• _TASK INSTRUCTIONS_
Lines from the one containing "Enumerate this screenshot's" through the last line of the records below are to be repeated exactly.

• _EXTRACTED ENTRIES_
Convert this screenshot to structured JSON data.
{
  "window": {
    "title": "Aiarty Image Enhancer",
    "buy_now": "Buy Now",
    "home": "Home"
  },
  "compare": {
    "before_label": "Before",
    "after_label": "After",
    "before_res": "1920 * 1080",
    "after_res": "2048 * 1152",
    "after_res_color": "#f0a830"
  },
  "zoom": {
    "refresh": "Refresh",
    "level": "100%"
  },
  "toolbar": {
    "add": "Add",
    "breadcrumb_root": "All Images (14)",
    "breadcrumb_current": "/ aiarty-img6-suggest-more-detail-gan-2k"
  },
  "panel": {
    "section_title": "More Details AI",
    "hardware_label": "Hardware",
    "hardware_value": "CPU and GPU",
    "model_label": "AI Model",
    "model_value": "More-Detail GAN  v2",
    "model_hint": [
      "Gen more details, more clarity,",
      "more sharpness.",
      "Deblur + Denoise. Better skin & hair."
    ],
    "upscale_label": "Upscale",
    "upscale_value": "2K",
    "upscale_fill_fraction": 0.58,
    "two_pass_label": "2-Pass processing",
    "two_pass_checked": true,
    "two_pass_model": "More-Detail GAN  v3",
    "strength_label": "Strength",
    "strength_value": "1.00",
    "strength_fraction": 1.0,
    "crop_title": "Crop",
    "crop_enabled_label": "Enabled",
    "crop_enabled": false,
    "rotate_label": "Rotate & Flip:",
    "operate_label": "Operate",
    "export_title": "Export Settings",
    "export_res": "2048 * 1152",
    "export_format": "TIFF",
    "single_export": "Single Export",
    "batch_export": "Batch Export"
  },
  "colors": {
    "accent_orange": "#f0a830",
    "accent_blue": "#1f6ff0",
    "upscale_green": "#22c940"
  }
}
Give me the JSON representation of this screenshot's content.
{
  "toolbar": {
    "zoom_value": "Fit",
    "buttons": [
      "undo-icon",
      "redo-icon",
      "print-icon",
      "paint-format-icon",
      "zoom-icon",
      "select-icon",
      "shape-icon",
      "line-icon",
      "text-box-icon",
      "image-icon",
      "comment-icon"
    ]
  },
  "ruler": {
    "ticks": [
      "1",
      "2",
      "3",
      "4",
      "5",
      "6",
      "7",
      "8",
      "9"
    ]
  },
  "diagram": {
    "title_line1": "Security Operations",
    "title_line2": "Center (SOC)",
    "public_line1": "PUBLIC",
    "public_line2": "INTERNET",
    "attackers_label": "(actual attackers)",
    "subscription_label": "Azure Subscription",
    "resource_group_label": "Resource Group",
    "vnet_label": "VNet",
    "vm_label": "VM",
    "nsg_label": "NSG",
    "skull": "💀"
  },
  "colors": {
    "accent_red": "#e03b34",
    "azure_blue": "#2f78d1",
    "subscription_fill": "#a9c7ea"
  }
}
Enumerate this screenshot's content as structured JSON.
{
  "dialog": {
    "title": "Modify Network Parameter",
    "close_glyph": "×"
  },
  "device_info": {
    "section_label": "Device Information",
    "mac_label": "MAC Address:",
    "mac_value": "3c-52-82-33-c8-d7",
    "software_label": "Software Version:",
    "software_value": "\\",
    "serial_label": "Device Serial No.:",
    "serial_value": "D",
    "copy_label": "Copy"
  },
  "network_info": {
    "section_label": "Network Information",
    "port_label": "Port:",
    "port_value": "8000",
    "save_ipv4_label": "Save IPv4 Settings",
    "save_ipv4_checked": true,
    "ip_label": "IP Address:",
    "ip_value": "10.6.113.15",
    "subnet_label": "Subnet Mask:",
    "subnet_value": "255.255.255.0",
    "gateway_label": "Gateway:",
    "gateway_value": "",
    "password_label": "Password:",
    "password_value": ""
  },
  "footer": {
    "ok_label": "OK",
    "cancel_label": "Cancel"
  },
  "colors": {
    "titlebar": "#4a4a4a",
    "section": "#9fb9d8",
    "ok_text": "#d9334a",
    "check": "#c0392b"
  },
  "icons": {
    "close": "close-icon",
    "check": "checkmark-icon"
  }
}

• _WRITTEN REPLY_
Enumerate this screenshot's content as structured JSON.
{
  "dialog": {
    "title": "Modify Network Parameter",
    "close_glyph": "×"
  },
  "device_info": {
    "section_label": "Device Information",
    "mac_label": "MAC Address:",
    "mac_value": "3c-52-82-33-c8-d7",
    "software_label": "Software Version:",
    "software_value": "\\",
    "serial_label": "Device Serial No.:",
    "serial_value": "D",
    "copy_label": "Copy"
  },
  "network_info": {
    "section_label": "Network Information",
    "port_label": "Port:",
    "port_value": "8000",
    "save_ipv4_label": "Save IPv4 Settings",
    "save_ipv4_checked": true,
    "ip_label": "IP Address:",
    "ip_value": "10.6.113.15",
    "subnet_label": "Subnet Mask:",
    "subnet_value": "255.255.255.0",
    "gateway_label": "Gateway:",
    "gateway_value": "",
    "password_label": "Password:",
    "password_value": ""
  },
  "footer": {
    "ok_label": "OK",
    "cancel_label": "Cancel"
  },
  "colors": {
    "titlebar": "#4a4a4a",
    "section": "#9fb9d8",
    "ok_text": "#d9334a",
    "check": "#c0392b"
  },
  "icons": {
    "close": "close-icon",
    "check": "checkmark-icon"
  }
}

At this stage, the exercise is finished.